We've been killing inmates for generations and we still  have people killing people. The death penalty never has been, and never will be, a deterrent.

The death penalty is about nothing more than revenge. Always has been and always will be. As such it serves no useful purpose within a criminal justice system.

Furthermore, the death penalty is forever. Once you've killed an inmate, they aren't coming back. It doesn't matter whether they were guilty or innocent. Just think about that for a bit. Over the past decade we have witnessed an incredible number of stories of inmates who spent decades in prison being exonerated when DNA evidence revealed the jury got it wrong.

Our system is run by people. We're fallible. We all get it wrong every now and then. Michael Morton was convicted of killing his wife. The district attorney hid evidence and his successor fought like hell to keep the evidence from being tested because he knew what it would reveal.

Innocent people have been murdered by the state. As long as we continue to strap inmates down and inject poison into their veins we will run the risk of another innocent man being killed. Is that a chance you feel comfortable taking?
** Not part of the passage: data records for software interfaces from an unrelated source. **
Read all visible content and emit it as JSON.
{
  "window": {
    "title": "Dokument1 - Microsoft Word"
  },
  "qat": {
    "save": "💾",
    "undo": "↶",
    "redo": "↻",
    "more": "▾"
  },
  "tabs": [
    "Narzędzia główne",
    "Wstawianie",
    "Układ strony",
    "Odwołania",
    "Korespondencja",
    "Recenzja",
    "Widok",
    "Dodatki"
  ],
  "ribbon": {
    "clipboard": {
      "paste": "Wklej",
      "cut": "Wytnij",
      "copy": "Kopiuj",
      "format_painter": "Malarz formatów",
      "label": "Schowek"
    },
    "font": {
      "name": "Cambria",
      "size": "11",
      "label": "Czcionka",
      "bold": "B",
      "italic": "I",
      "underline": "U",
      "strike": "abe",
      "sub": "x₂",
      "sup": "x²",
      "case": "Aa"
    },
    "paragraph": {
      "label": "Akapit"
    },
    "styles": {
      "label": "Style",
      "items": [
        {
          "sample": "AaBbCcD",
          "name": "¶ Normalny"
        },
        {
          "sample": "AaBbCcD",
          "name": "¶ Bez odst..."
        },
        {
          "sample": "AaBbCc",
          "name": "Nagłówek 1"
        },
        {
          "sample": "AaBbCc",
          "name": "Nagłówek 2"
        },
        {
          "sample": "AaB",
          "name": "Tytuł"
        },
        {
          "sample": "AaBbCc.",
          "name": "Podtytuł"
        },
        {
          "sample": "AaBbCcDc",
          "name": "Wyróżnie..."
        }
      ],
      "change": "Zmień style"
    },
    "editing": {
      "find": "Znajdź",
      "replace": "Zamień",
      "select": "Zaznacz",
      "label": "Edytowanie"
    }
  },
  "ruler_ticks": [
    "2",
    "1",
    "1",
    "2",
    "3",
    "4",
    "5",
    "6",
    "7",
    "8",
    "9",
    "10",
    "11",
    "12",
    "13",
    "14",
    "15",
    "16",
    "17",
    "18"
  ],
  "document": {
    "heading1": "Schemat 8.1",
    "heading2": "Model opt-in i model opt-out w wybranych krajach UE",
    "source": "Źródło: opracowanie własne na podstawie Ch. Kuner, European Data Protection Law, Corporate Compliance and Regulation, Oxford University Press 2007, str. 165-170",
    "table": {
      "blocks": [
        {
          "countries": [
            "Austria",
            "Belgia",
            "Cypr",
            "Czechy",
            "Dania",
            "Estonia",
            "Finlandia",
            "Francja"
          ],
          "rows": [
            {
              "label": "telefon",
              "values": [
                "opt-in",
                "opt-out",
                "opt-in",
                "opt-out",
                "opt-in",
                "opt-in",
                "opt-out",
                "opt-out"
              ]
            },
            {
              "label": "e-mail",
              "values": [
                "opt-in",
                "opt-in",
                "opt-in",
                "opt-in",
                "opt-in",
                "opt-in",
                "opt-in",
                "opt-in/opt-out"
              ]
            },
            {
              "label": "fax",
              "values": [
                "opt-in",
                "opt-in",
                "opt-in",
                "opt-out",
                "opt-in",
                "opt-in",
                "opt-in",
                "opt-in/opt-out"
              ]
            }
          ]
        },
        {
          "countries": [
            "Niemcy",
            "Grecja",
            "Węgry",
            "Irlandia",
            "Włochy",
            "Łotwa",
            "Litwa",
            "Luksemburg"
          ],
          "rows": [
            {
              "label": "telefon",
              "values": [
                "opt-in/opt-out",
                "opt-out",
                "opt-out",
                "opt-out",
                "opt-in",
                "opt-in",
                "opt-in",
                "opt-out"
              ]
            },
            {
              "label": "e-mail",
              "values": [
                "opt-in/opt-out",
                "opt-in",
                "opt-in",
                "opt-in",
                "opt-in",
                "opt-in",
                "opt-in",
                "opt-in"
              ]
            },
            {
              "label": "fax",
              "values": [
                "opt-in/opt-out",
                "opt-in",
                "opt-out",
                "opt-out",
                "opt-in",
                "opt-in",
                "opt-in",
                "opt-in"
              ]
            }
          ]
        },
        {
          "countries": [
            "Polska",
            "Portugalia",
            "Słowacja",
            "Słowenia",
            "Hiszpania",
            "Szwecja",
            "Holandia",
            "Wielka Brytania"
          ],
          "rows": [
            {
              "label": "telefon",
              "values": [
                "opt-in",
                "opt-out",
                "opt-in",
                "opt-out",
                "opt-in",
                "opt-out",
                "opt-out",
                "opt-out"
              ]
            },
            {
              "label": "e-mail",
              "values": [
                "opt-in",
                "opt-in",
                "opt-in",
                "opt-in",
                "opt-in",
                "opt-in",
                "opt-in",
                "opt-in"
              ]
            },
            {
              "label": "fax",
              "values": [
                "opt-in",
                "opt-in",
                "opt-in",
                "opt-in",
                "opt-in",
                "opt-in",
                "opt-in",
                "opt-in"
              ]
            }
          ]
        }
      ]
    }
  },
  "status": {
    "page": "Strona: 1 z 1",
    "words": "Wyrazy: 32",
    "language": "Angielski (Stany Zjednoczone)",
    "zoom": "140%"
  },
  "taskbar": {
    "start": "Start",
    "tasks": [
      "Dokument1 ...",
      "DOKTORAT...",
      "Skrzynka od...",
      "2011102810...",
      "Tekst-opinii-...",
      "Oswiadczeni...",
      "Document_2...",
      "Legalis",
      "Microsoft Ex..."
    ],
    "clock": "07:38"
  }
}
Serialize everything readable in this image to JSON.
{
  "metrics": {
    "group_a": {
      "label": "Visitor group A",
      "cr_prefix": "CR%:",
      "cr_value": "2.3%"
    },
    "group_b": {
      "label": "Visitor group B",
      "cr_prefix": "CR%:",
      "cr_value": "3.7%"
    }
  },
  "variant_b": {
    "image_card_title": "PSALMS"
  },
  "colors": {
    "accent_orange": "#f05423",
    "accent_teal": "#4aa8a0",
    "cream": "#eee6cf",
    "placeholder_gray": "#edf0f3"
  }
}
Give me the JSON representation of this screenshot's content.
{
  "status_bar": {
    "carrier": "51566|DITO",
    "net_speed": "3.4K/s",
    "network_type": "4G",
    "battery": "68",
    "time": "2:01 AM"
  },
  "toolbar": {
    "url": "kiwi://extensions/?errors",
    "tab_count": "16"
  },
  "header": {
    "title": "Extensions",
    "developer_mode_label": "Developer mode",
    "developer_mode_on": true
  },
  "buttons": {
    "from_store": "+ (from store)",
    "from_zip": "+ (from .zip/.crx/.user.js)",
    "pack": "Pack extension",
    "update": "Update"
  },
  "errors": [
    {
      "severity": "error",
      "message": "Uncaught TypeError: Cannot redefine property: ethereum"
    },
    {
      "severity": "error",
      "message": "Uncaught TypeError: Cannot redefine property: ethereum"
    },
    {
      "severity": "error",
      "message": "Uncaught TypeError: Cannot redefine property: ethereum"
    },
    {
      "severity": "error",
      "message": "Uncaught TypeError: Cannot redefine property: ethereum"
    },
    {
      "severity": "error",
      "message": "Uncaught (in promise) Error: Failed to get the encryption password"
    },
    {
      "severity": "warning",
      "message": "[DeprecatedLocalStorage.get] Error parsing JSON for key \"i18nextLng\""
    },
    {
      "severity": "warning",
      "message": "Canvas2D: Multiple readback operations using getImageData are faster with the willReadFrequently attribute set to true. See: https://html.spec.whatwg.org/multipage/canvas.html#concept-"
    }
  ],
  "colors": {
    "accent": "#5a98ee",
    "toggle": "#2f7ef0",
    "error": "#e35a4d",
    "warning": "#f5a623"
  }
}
I have no use for religion. I think it's nothing but a tool of oppression. But I'm not arrogant enough to say that I know who should live and who should die.

Are you?

Tuesday, February 3, 2015

Execution Watch: 2/4/2015

On Wednesday night, the State of Texas is planning to kill...

DONALD NEWBURY. While serving a 99-year sentence for robbery, Mr. Newbury joined six fellow prisoners in escaping from the John B. Connally Unit near Kenedy, Texas on December 13, 2000. He and the other escapees were convicted of shooting an Irving police officer, Aubry Hawkins, to death as they fled after robbing a store.

For more information on the background of Mr. Ladd's case, click here.


Unless a stay is issued, Execution Watch will broadcast live:
Wednesday, February 4, 6-7 PM Central Time
KPFT-FM Houston 90.1, HD 3 or online at: > Listen